> _THE TASK_
Go through the records and copy each line where the word "value" occurs.

> _RAW DATA_
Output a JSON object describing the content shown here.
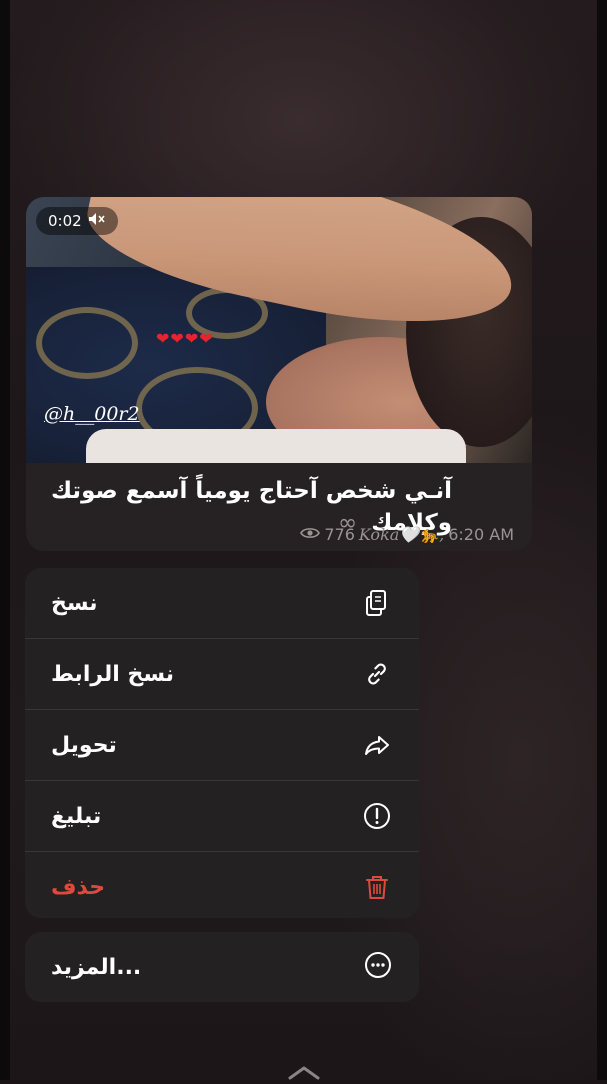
{
  "message": {
    "video_time": "0:02",
    "mute_icon": "speaker-muted-icon",
    "hearts": "❤❤❤❤",
    "watermark": "@h__00r2",
    "caption": "آنـي شخص آحتاج يومياً آسمع صوتك وكلامك",
    "caption_suffix": "∞",
    "views": "776",
    "signature": "Koka🤍🐆,",
    "time": "6:20 AM"
  },
  "menu": {
    "items": [
      {
        "label": "نسخ",
        "icon": "copy-icon"
      },
      {
        "label": "نسخ الرابط",
        "icon": "link-icon"
      },
      {
        "label": "تحويل",
        "icon": "forward-icon"
      },
      {
        "label": "تبليغ",
        "icon": "report-icon"
      },
      {
        "label": "حذف",
        "icon": "trash-icon"
      }
    ],
    "more": {
      "label": "المزيد...",
      "icon": "more-icon"
    }
  },
  "colors": {
    "danger": "#e1483d",
    "menu_bg": "#242122",
    "text": "#ffffff",
    "secondary": "#9a9495"
  }
}
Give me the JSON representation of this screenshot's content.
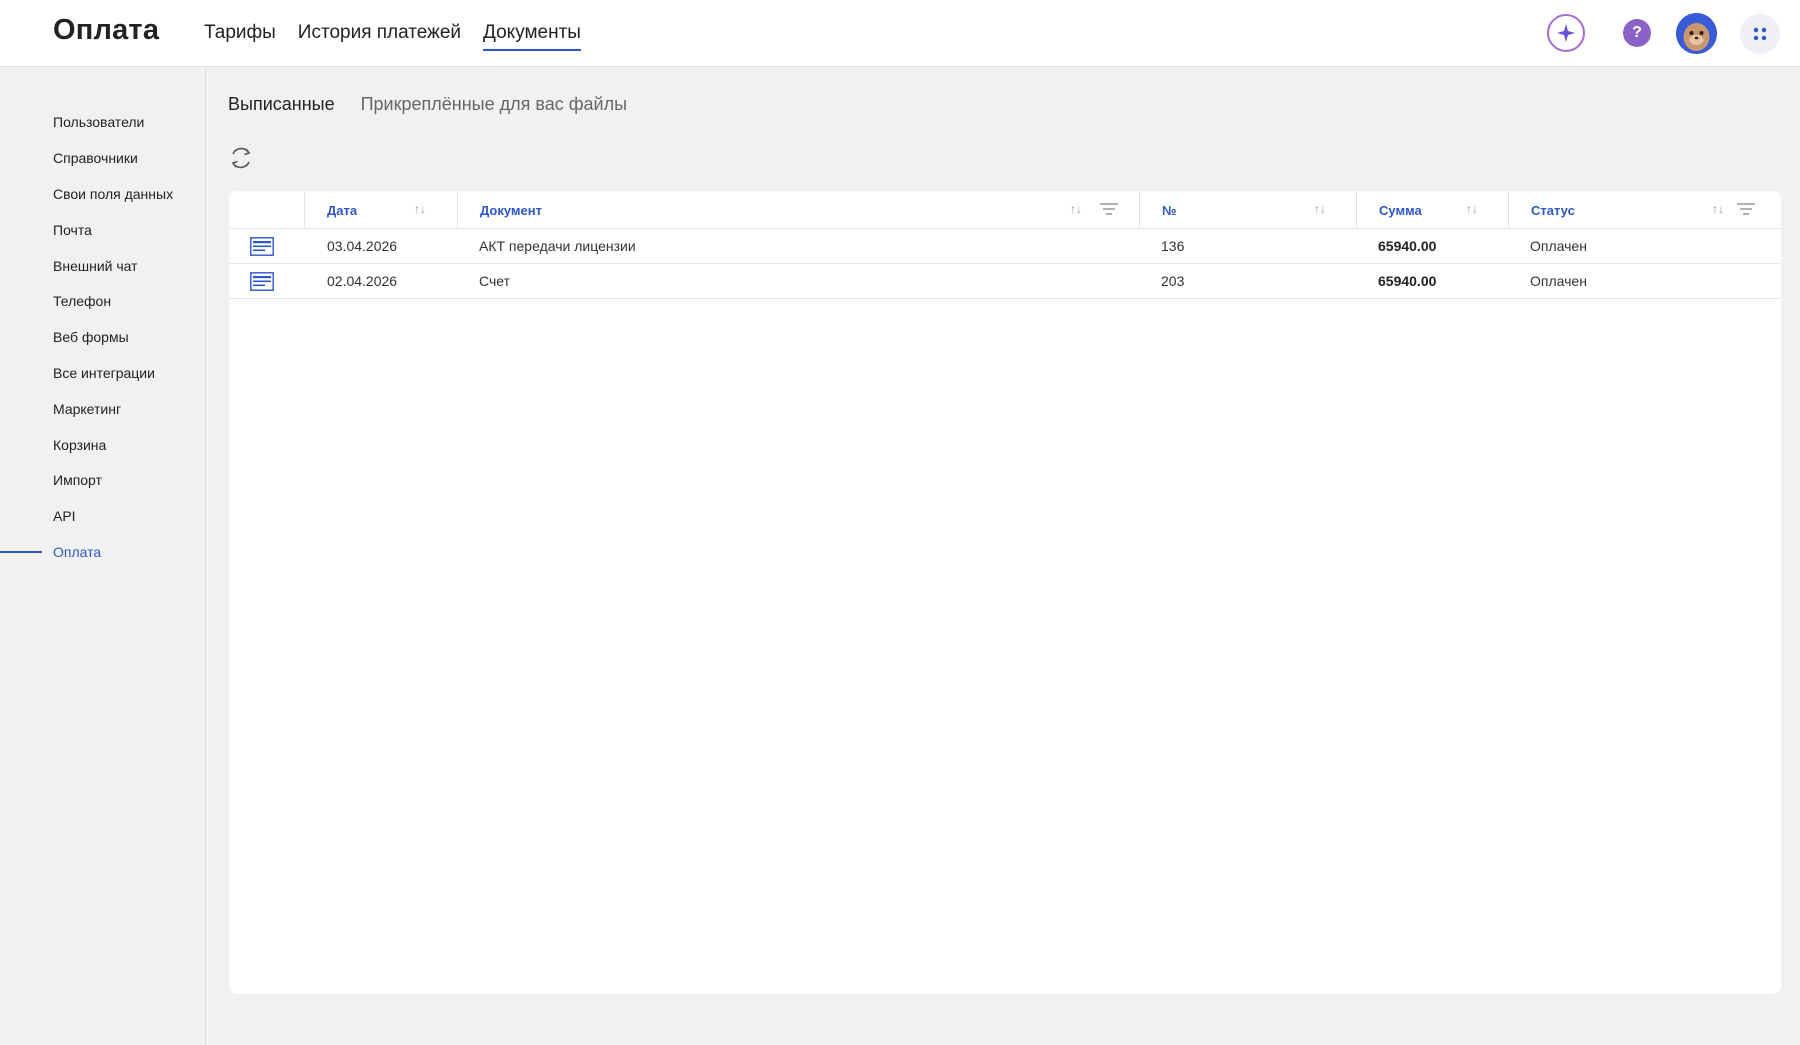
{
  "header": {
    "title": "Оплата",
    "tabs": [
      {
        "label": "Тарифы",
        "active": false
      },
      {
        "label": "История платежей",
        "active": false
      },
      {
        "label": "Документы",
        "active": true
      }
    ],
    "help_glyph": "?"
  },
  "sidebar": {
    "items": [
      {
        "label": "Пользователи"
      },
      {
        "label": "Справочники"
      },
      {
        "label": "Свои поля данных"
      },
      {
        "label": "Почта"
      },
      {
        "label": "Внешний чат"
      },
      {
        "label": "Телефон"
      },
      {
        "label": "Веб формы"
      },
      {
        "label": "Все интеграции"
      },
      {
        "label": "Маркетинг"
      },
      {
        "label": "Корзина"
      },
      {
        "label": "Импорт"
      },
      {
        "label": "API"
      },
      {
        "label": "Оплата"
      }
    ],
    "active_index": 12
  },
  "subtabs": [
    {
      "label": "Выписанные",
      "active": true
    },
    {
      "label": "Прикреплённые для вас файлы",
      "active": false
    }
  ],
  "table": {
    "columns": [
      {
        "label": "Дата"
      },
      {
        "label": "Документ"
      },
      {
        "label": "№"
      },
      {
        "label": "Сумма"
      },
      {
        "label": "Статус"
      }
    ],
    "rows": [
      {
        "date": "03.04.2026",
        "document": "АКТ передачи лицензии",
        "number": "136",
        "amount": "65940.00",
        "status": "Оплачен"
      },
      {
        "date": "02.04.2026",
        "document": "Счет",
        "number": "203",
        "amount": "65940.00",
        "status": "Оплачен"
      }
    ]
  },
  "colors": {
    "accent": "#2f56c9",
    "ai_ring": "#a66bd6",
    "help_bg": "#8a62c8"
  },
  "icons": {
    "ai": "sparkle-icon",
    "help": "question-icon",
    "apps": "grid-dots-icon",
    "refresh": "refresh-icon",
    "sort": "sort-arrows-icon",
    "filter": "filter-icon",
    "document": "document-icon"
  }
}
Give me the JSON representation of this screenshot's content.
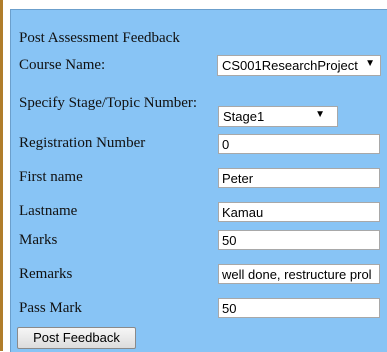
{
  "form": {
    "title": "Post Assessment Feedback",
    "course": {
      "label": "Course Name:",
      "value": "CS001ResearchProject"
    },
    "stage": {
      "label": "Specify Stage/Topic Number:",
      "value": "Stage1"
    },
    "registration": {
      "label": "Registration Number",
      "value": "0"
    },
    "first_name": {
      "label": "First name",
      "value": "Peter"
    },
    "last_name": {
      "label": "Lastname",
      "value": "Kamau"
    },
    "marks": {
      "label": "Marks",
      "value": "50"
    },
    "remarks": {
      "label": "Remarks",
      "value": "well done, restructure prol"
    },
    "pass_mark": {
      "label": "Pass Mark",
      "value": "50"
    },
    "submit_label": "Post Feedback"
  },
  "icons": {
    "dropdown": "chevron-down-icon"
  },
  "colors": {
    "panel_bg": "#88c4f5",
    "left_strip": "#b07d2a"
  }
}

> _RESPONSE TO THE EXERCISE_
      "value": "CS001ResearchProject"
      "value": "Stage1"
      "value": "0"
      "value": "Peter"
      "value": "Kamau"
      "value": "50"
      "value": "well done, restructure prol"
      "value": "50"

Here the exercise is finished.